This is my personal story. I have had a migraine since January 27th, 2013. Yes, for you math wiz's out there that is 14 months and 2 days long, and nearly every day (I have had maybe 10 days in that time where my pain has been low) I live with lots of pain. This condition is called a Chronic Migraine. Now let me define what "living" is to someone with chronic migraines. I have to force my family to be constantly quiet. I live in my bedroom for the most part, I can't stand loud noises or light so the windows have been blacked out. I can stand dim light for some periods of time so that I can read a book, and with my super hearing sensitivity any TV that get's watched has to be on volume level #10 or less. But that's on a GOOD day. Since I can't stand noise or light, simple things like going out to eat become impossible, and if I try it on a good day I pay for it dearly later. Now I have given (natural) birth to my son and fractured and broken bones, so I know what pain is. I was in no way prepared for the constant feeling of a migraine for over a year. On a bad day it feels like there is a jackhammer inside my brain and it's desperately trying to split my skull and get free, this pain is so horrible and intense that even with 2 prescription ani-nausea meds I would still throw up uncontrollably at times and have to go to the emergency room for narcotics to kill the pain. On a good day it just feels like there is a knife stuck above my eyebrow that is slowly and excruciatingly twisting so that the pain radiates out from that point. What used to be an 8 for me on the pain-scale is now a 4 or a 5, after being subjected to pain for so long my tolerance has built against it-isn't the body amazing?

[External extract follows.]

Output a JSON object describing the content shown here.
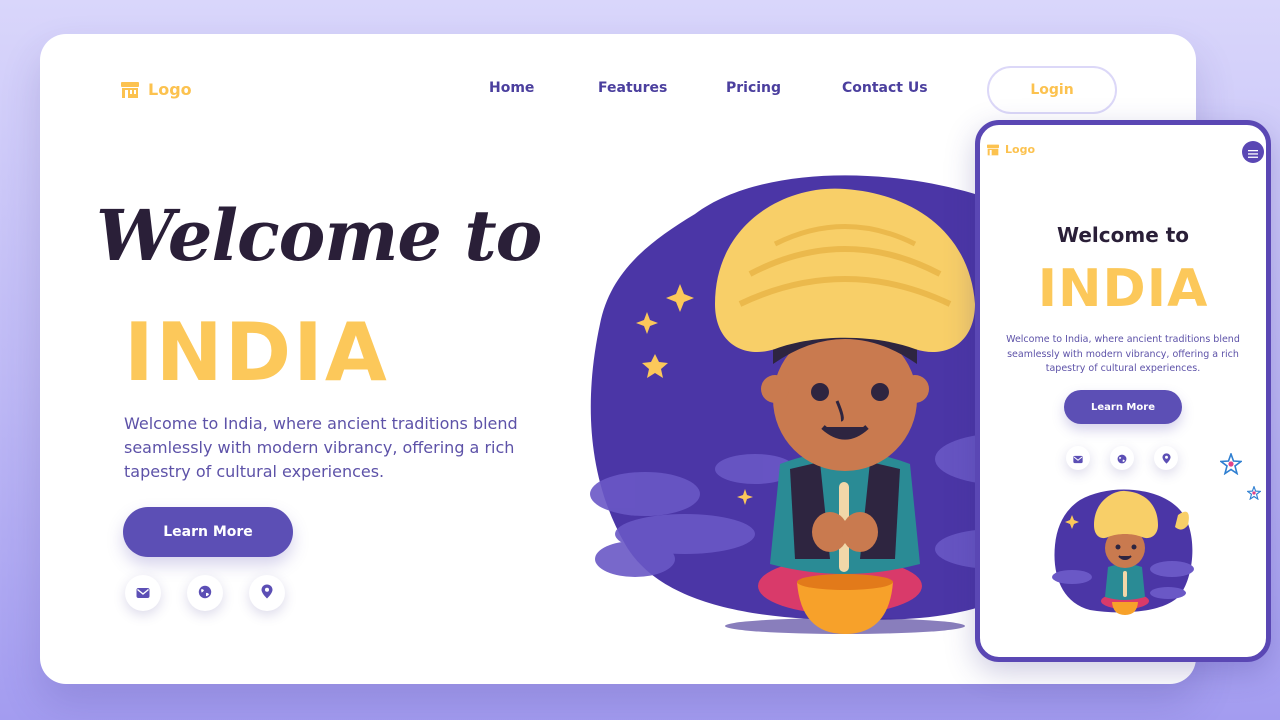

Now your probably wondering why doctors couldn't help me for over a year, yeah I was wondering the same thing! I went through no less that 30 different headache medicines, and my neurologist here at home sent me to every specialist conceivable, trying to rule out possible causes. I even tried a dozen different homeopathic remedies, along with seeing a chiropractor. Nothing helped.
Then in December I went to see a different specialist group in another state. We did this over Christmas break while visiting with family. They have been my first ray of hope. They have so far discovered the cause of my migraine, for me it's the Supra Orbital Nerve. Apparently there is no way to find out WHY it's out of control and causing me so much pain, but they are working on a treatment. Since December I have been traveling to this specialist every other month for diagnostic treatments. My insurance company is being a pain and making them jump through all these hoops before they will pay for the procedure call an oblation, which my doctor thinks will be effective for the nerve. The problem is, it costs thousands of dollars, and can only serve to stop the nerve from causing pain for 3 weeks-10 months. Now, a several thousand dollar procedure every 10 months is not that bad, but if it only lasts 3 weeks that would be a problem. So that's most likely why the insurance company is making my doctors jump through so many hoops. But what they don't realize is that while they are counting their pennies, I am "living" in pain.
At my last appointment my doctor decided to try ONE more medicine. He put me on a seizure medicine. I have been on it for 9 days now on the lowest dose (I'm on a titrate working up to a very high dose over 50 days) and so far it's been helping! I still feel the pain, and sometimes it still get's bad- but nowhere near as painful as I have experienced in the past. And even with the incredible sedative side effect this medicine has, I am able to be up and moving around, actually living a lot more than I used to.
I still have a long road ahead to get to pain free, but this is another step in the right direction. I have learned a lot about myself through this, and have been supported by amazing friends and family. My husband and son have been dragged along on this experience with me, every agonizing step, watching and helping me through it all. But, the one thing I can be proud of, the one thing I have held onto the whole time is my optimism. I have always said I'm an "eternal optimist" and this past year that has been tested, but I never let go of hope that the doctors will find a way to fix this. And we are finally making progress toward that!
Have a Blessed Day.